James Bridges: "The chevrons are the sawtoothed patterns that you can see, and that is a change from just the regular smooth round lip that most nozzles have. That change, modifies how the flow downstream of the engine makes it so that it doesn't make as much noise, which is obviously what we all want, the aircraft to be quieter."

NASA is also exploring noise-reduction technology for helicopters, notoriously loud due to the air turbulence kicked up by their spinning blades. Like chevron technology for jets, finding a solution for helicopter noise will be one of trial and error.

James Bridges: "The development of Chevrons is one good example of the kind of work it requires in this country to bring ideas from fundamentals all the way to product."

A display of chevrons and how they work is on public display in the lobby of NASA Headquarters in Washington.

With the construction of the Langley Research Center's Hydro Impact Basin complete, one million gallons of water were pumped into the new, 115-foot long, 20-foot deep and 90-foot wide facility. This time-lapse video documents the two-day process of filling the Gantry. The basin is located at the west end of Langley's historic Landing and Impact Research Facility. Nicknamed the Gantry, it's where Neil Armstrong once trained for the Apollo 11 lunar mission. The Gantry measures and controls the orientation of a test vehicle or equipment while obtaining information on its impact velocity. Data obtained here will be used to validate and certify space vehicles – such as the Orion capsule – for water landings.


Teen-agers around the world are ramping up their engineering skills with the start of the 2011 FIRST Robotics competition. High school teams from southeast Virginia filed into the Virginia Air and Space Center in Hampton January 8 to learn this year's challenge. They watched as speakers, and a live broadcast on NASA TV, unveiled the requirements for Logomotion: build a robot and mini-bot that can move and climb.

Each team, including Team 122 – the NASA Knights mentored by engineers at the nearby Langley Research Center, receive the same kit of parts: a battery, nuts, bolts, and cables –everything the would need to build their creations, except imagination and skill.

2-thousand-73 teams in nine countries will design solutions for this 20th annual FIRST Robotics competition.

The first step: transporting the kit to its home turf, New Horizons Regional Education Center. More than 50 team members and mentors, representing a number of local schools and home schools, waited there ready to get to work on the new game.

Jordan Marlins: "This one I think is going to be a little challenging. I don't know if it's maybe more challenging.

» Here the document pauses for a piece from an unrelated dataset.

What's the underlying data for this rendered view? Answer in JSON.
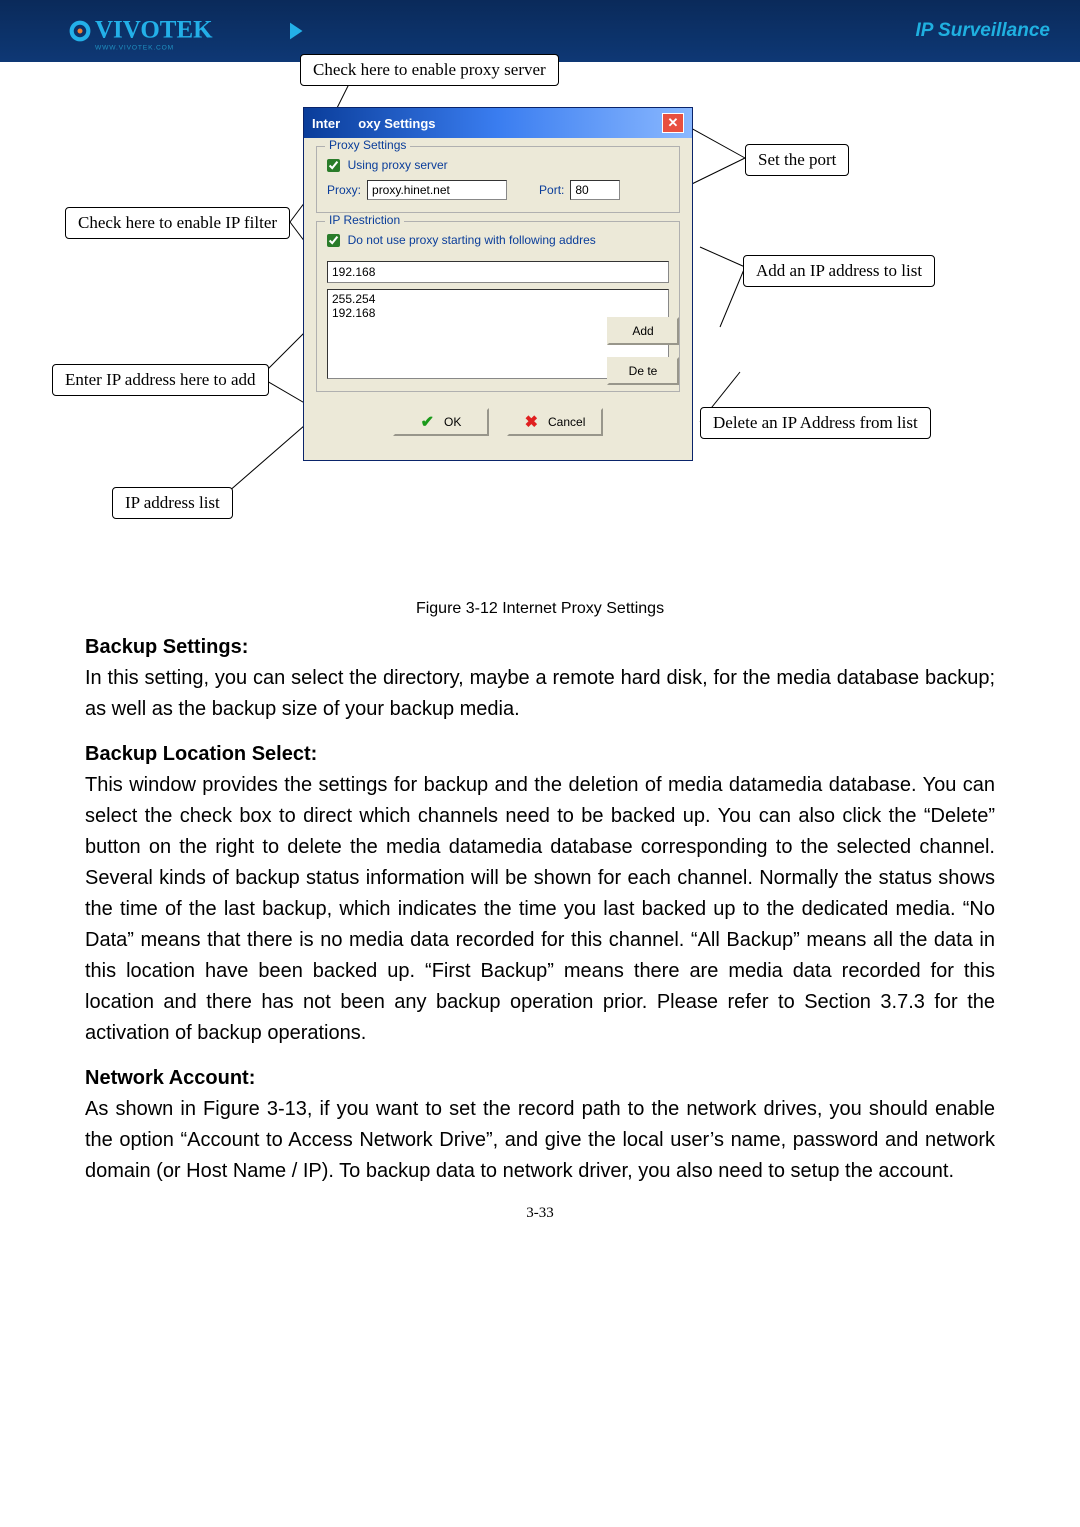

Some of the older ones were pretty complicated, but I think we should be able to make this one pretty well."

The ultimate goal: to design robots that will get the team to the finals in St. Louis in April.

Marissa Arager: "I really like the competition and everyone just working together and when you go to the regionals and the championships everyone's just so nice and they're easy to work with and they're a lot of fun."

Team members will be spending a lot of time together --- they have only six weeks to complete their robots.

NASA sponsors more than 275 FIRST Robotics teams. We'll follow the NASA Knights of Langley to update their progress.

NASA ANNIVERSARY: Stardust Capsule Return, January 15, 2006
Five years ago, on January 15, 2005, the return capsule from NASA's Stardust spacecraft completed its 2.9-billion-mile round-trip journey to collect dust samples from the tail of comet Wild 2. Research done on these particles gathered in the capsule's aerogel collector revealed some surprises, including the samples' closer resemblance to a meteorite from an asteroid than that of an ancient comet. Stardust is the first spacecraft to safely make it back to Earth with cometary dust particles in tow.

And that's This Week @NASA.

For more on these and other stories, log onto
› Listen Now
› View Now